Showing posts with label K3s. Show all posts
Showing posts with label K3s. Show all posts

Thursday, March 16, 2023

Installing additional software on the Rancher docker container

 If you read one of my previous posts to install Rancher on a single docker container, you may have found that it doesn't include several commands like ping, netstat, ss, and even apt. And if you run 'uname -a', you might think that the image you're in is Ubuntu, but it's not. It's SUSE Linux (the same people who maintain Rancher), and they package manager there is accessed via the command 'zypper'. So to install several of the tools you know and love, run the following

zypper install net-tools iproute2 bind fping lsof

That's it. Now you have a few more tools for debugging.

Wednesday, March 15, 2023

Installing Rancher in a Single Docker Container on Ubuntu 20.04

This is MUCH easier than my last couple of posts because this just takes one step after you configure your OS. Rancher is a cloud native (runs on its own K8s/K3s cluster) K8s manager and container orchestration platform.

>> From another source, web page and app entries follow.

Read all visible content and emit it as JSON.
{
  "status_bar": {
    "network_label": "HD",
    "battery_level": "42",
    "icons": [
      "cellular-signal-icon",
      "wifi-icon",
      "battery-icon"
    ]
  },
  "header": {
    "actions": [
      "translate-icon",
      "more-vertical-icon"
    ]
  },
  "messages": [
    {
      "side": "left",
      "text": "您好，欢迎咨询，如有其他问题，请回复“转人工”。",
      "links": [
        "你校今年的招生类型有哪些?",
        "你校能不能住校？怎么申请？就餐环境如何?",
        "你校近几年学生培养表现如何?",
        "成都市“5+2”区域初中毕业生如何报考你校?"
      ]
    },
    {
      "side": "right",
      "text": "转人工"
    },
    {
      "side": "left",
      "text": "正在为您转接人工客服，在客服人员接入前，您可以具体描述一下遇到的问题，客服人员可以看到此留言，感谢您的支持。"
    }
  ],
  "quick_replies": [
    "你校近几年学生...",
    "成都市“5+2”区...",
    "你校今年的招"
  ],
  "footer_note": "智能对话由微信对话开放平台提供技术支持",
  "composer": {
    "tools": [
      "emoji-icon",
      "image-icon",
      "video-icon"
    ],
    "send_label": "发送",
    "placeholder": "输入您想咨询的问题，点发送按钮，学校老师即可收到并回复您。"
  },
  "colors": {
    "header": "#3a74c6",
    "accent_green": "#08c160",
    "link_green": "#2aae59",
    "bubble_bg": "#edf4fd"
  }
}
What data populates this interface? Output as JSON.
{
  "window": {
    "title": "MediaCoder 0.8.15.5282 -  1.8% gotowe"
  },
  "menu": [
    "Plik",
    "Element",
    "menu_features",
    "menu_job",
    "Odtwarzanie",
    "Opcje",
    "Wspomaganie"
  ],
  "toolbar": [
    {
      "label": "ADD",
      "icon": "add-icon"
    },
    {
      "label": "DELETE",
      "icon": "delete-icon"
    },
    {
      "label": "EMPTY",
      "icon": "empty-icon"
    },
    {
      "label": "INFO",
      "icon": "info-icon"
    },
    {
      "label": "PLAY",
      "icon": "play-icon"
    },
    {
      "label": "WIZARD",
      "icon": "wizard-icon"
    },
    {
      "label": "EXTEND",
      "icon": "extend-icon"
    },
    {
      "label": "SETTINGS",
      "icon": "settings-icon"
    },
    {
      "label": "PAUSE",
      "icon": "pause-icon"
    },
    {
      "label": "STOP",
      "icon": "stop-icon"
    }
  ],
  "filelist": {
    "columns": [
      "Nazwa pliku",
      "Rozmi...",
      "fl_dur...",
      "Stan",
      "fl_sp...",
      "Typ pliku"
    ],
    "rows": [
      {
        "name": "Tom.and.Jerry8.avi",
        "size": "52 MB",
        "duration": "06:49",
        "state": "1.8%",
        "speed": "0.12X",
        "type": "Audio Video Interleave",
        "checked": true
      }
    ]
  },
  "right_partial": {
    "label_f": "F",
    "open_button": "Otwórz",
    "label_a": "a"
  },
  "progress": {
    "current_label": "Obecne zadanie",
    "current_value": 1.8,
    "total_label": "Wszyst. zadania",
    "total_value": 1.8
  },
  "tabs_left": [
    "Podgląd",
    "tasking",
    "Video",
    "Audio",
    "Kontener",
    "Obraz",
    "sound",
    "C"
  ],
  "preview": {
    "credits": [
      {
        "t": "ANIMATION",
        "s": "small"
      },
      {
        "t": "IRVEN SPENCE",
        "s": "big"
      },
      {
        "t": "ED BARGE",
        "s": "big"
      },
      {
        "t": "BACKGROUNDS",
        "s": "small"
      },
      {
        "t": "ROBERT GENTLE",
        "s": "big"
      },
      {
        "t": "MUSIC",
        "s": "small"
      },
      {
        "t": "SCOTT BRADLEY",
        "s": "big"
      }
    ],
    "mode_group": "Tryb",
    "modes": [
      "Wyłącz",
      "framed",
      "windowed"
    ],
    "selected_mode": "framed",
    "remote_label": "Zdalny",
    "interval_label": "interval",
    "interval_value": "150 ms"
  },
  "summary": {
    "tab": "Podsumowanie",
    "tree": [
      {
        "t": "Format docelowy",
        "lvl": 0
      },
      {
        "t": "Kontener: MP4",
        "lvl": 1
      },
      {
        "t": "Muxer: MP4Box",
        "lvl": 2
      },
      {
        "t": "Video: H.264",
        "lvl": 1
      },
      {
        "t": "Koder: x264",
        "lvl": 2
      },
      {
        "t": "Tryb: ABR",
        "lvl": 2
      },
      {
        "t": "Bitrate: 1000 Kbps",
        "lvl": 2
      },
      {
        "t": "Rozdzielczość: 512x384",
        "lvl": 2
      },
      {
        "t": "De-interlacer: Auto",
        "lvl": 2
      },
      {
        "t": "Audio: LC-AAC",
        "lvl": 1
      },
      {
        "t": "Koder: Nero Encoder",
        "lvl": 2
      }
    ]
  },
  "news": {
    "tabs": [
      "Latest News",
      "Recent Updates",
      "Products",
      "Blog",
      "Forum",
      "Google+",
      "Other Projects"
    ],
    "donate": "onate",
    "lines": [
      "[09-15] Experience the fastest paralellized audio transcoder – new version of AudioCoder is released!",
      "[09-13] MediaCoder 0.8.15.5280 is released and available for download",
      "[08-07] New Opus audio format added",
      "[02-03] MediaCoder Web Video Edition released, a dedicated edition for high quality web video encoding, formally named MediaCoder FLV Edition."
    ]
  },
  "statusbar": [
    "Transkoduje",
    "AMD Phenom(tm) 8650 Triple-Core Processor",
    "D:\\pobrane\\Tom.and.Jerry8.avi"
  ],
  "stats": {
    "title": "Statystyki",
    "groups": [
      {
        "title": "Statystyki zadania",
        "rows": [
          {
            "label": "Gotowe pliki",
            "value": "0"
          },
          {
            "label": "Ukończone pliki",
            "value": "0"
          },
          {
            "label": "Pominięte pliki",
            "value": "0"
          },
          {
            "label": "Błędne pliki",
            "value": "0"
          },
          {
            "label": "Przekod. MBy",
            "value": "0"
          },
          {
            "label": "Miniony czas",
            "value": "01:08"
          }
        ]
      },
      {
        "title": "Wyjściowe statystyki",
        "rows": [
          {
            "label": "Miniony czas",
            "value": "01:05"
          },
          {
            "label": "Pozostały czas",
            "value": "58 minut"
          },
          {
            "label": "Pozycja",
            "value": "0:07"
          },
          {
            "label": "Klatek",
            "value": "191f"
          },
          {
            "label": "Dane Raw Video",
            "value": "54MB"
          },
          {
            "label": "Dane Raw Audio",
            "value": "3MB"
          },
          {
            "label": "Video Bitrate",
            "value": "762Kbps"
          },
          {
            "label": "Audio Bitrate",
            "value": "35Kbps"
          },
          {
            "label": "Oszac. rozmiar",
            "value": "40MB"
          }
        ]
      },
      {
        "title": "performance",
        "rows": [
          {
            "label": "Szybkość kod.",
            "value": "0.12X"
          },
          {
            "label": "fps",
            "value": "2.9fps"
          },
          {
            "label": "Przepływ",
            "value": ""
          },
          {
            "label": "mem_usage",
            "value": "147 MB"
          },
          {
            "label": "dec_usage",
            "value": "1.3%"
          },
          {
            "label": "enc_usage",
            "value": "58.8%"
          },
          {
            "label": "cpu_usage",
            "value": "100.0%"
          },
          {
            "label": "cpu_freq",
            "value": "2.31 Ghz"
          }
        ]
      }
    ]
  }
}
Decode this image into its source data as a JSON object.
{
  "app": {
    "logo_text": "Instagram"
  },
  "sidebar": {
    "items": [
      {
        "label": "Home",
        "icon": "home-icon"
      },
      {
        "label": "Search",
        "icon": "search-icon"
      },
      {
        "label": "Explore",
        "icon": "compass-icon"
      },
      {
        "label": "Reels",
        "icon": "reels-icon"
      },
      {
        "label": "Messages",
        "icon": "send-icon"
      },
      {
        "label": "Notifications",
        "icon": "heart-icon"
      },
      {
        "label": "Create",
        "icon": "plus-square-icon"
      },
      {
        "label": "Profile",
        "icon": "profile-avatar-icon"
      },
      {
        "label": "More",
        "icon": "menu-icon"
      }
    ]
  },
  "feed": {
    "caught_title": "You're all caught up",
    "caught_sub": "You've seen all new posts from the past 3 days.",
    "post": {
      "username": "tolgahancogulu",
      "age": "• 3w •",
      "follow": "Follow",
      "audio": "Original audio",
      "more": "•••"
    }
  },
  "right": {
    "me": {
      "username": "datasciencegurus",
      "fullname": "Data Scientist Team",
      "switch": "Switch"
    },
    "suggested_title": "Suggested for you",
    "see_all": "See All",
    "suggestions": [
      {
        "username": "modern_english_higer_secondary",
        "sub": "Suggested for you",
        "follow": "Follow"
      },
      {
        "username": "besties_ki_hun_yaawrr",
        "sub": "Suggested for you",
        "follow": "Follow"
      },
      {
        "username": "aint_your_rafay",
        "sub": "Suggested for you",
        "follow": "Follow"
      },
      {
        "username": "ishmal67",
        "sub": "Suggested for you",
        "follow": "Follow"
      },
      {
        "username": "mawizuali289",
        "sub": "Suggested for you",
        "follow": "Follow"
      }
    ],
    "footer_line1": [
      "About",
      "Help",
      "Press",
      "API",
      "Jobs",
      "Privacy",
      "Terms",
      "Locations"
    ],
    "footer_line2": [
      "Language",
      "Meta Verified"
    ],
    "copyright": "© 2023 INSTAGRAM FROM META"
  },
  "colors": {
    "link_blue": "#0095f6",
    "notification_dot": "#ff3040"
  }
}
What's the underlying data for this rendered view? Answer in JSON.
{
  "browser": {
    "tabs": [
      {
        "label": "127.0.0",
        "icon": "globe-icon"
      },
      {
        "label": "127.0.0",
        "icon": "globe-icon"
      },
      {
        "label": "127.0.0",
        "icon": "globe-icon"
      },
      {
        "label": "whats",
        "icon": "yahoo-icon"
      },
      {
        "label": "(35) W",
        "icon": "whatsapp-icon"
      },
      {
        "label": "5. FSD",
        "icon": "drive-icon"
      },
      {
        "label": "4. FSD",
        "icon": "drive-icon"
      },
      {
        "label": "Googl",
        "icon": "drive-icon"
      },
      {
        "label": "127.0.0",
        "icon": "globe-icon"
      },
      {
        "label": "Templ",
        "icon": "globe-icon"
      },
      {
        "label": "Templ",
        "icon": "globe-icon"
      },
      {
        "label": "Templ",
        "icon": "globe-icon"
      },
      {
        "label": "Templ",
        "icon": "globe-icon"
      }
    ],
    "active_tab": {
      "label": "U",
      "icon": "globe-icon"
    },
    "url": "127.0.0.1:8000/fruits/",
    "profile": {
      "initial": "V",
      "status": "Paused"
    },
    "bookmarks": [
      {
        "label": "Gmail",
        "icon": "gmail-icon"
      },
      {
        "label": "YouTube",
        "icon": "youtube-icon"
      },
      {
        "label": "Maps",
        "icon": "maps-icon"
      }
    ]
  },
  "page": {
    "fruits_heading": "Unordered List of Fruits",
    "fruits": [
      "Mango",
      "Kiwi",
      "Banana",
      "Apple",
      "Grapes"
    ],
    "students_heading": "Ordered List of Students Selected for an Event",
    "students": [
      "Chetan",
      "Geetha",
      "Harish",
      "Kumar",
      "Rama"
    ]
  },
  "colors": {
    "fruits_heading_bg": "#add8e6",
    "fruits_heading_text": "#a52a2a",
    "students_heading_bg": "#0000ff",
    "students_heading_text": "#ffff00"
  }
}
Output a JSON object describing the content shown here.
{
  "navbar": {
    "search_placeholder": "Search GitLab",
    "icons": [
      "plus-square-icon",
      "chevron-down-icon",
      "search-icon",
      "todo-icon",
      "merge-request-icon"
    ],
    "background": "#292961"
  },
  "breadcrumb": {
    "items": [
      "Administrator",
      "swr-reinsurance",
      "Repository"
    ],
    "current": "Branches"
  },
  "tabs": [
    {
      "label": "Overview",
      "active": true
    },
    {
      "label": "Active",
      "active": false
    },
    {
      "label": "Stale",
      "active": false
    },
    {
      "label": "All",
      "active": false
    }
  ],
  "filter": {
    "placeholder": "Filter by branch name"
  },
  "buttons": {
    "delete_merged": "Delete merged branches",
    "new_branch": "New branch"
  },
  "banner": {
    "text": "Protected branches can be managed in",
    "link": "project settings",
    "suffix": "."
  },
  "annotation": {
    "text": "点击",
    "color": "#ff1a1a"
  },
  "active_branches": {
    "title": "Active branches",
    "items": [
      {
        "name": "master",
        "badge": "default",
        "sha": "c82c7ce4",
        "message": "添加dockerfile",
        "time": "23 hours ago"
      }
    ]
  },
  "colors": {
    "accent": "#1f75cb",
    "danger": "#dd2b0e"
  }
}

It is a competitor to Red Hat OpenShift and VMWare Tanzu.

This solution is for a DEV/practice environment. 

I've uploaded the script to configure Ubuntu as a gist to Github. So all you need to do is start with a working install of Ubuntu 20.04 desktop (my test systems have been configured with 16 cores and 64GB RAM). Your user must have sudo access (you'll be prompted for the password as the scripts run) and you can run this script:



Now run this command:

docker run -d --restart=unless-stopped \
  -p 80:80 -p 443:443 \
  --privileged \
  rancher/rancher:latest

Now open your browser to http://localhost and follow the directions. It will instruct you how to get the password, then prompt you to change the password, and you're good to go. You have a local Rancher K3s cluster running in a docker container. From the UI you can probe your cluster configuration, install new applications, etc. One application of interest is:

Monitoring - This is similar to (though not exactly) the kube-prometheus-stack, with Prometheus, Grafana, and several Grafana dashboards configured.

To access the cluser from the CLI, you first need to get the container-id of your rancher container with:

docker ps

Then run:

docker exec -it container-id /bin/bash

At this point you have a root shell with access to the kubectl command.

Another application that will probably interest you is Elasticsearch. Be prepared for a LOT of failure if you try to install this one. I simply could not get it to install, and I could not determine why it failed. I couldn't find any useful logs describing where it was getting hung up. If you can figure it out, please let me know. I will keep on trying.

Update 3/16/2023: I was able to get Elasticsearch installed, and I can verify via curl to port 9200 that it's running, but that's it. I can't get any logs sent to it because the Logging app won't let me configure anything. And while I can install Kibana, I cannot figure out how to access the UI once it's installed. I've tried quite a few different things, but it's not working.

To get Elasticsearch installed, you need to perform some additional steps:

Create a directory like /home/mypv inside the Rancher docker container.
Set the owner of that directory to the user "rancher"
create a PersistentVolume in the Rancher UI to be a HostPath that points to /home/mypv with a size of 30Gi (to match the defaults for the Elasticsearch install)
In the Elasticsearch yaml, change the values of these two keys as listed here:

replicas: 1
minimumMasterNodes: 1

But, like I said, you won't be able to actually do anything with it at this point.